Date Published: August 01, 2016
Publisher: International Union of Crystallography
Author(s): Anthony M. Reilly, Richard I. Cooper, Claire S. Adjiman, Saswata Bhattacharya, A. Daniel Boese, Jan Gerit Brandenburg, Peter J. Bygrave, Rita Bylsma, Josh E. Campbell, Roberto Car, David H. Case, Renu Chadha, Jason C. Cole, Katherine Cosburn, Herma M. Cuppen, Farren Curtis, Graeme M. Day, Robert A. DiStasio Jr, Alexander Dzyabchenko, Bouke P. van Eijck, Dennis M. Elking, Joost A. van den Ende, Julio C. Facelli, Marta B. Ferraro, Laszlo Fusti-Molnar, Christina-Anna Gatsiou, Thomas S. Gee, René de Gelder, Luca M. Ghiringhelli, Hitoshi Goto, Stefan Grimme, Rui Guo, Detlef W. M. Hofmann, Johannes Hoja, Rebecca K. Hylton, Luca Iuzzolino, Wojciech Jankiewicz, Daniël T. de Jong, John Kendrick, Niek J. J. de Klerk, Hsin-Yu Ko, Liudmila N. Kuleshova, Xiayue Li, Sanjaya Lohani, Frank J. J. Leusen, Albert M. Lund, Jian Lv, Yanming Ma, Noa Marom, Artëm E. Masunov, Patrick McCabe, David P. McMahon, Hugo Meekes, Michael P. Metz, Alston J. Misquitta, Sharmarke Mohamed, Bartomeu Monserrat, Richard J. Needs, Marcus A. Neumann, Jonas Nyman, Shigeaki Obata, Harald Oberhofer, Artem R. Oganov, Anita M. Orendt, Gabriel I. Pagola, Constantinos C. Pantelides, Chris J. Pickard, Rafal Podeszwa, Louise S. Price, Sarah L. Price, Angeles Pulido, Murray G. Read, Karsten Reuter, Elia Schneider, Christoph Schober, Gregory P. Shields, Pawanpreet Singh, Isaac J. Sugden, Krzysztof Szalewicz, Christopher R. Taylor, Alexandre Tkatchenko, Mark E. Tuckerman, Francesca Vacarro, Manolis Vasileiadis, Alvaro Vazquez-Mayagoitia, Leslie Vogt, Yanchao Wang, Rona E. Watson, Gilles A. de Wijs, Jack Yang, Qiang Zhu, Colin R. Groom.

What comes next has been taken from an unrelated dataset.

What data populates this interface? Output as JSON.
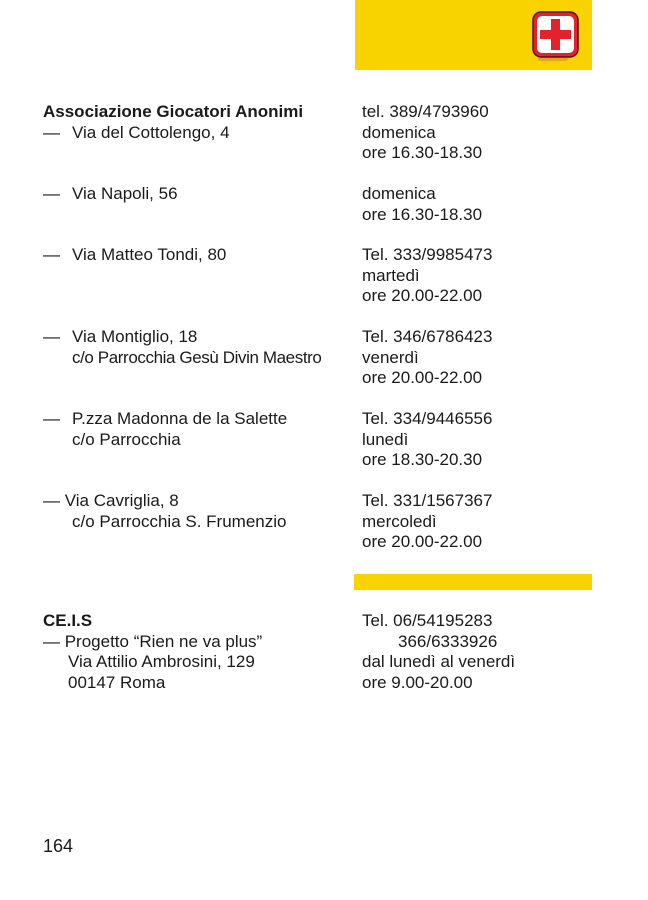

The results of the sixth blind test of organic crystal structure prediction methods are presented and discussed, highlighting progress for salts, hydrates and bulky flexible molecules, as well as on-going challenges.
The ability to predict or explore the solid-state properties of molecules has long been a central aim of computational chemistry and materials science. The ultimate goal of crystal structure prediction (CSP) methods is to be able to explore the possible polymorphs, co-crystals, salts, hydrates etc. of a molecule based solely on minimal information such as its two-dimensional chemical diagram. This information could be used to predict or design novel solid forms, or determine the chance of undesirable polymorphs or solid forms occurring. The latter application of CSP methods is of particular importance for active pharmaceutical ingredients, due to the time and material cost of experimental solid-form screening and the serious consequences of unforeseen polymorphism or alternative solid forms.
Previous blind tests largely followed the same format with the number and complexity of the target systems increasing over the years. Following dialogue with the CSP community in early 2014, a number of changes were made to the organization of the sixth blind test, which are outlined in the following subsections.
There are a wide variety of approaches to predicting organic crystal structures. The larger number of submissions in this blind test has seen a number of new approaches being applied in a blind test for the first time. Broadly speaking, the CSP process can be broken down into a series of steps:
The sixth blind test has been the biggest to date: 25 distinct submissions were received, of which seven were full submissions, 14 attempted some of the targets, and four involved re-ranking structures generated using another method (by another team). This compares to 15 submissions in total in the previous blind test. Table 2 ▸ lists those who contributed to each submission along with a very brief summary of the methods employed, while Tables S10 and S11 in the supporting information provide a more detailed summary of the methods employed. The supporting-information document also contains details on access to computational data resulting from the blind test.
The sixth blind test of organic CSP methods has been the biggest to date, with 21 submissions attempting to predict one or more of the five target systems, and four submissions re-ranking other predictions with different methods. The range of methods and approaches show the development of the field, with progress in the treatment of conformational flexibility in molecules, wider use of ab initio or ab initio-based methods for optimizing and ranking the final structures, as well as more well defined and systematic protocols for performing CSP calculations.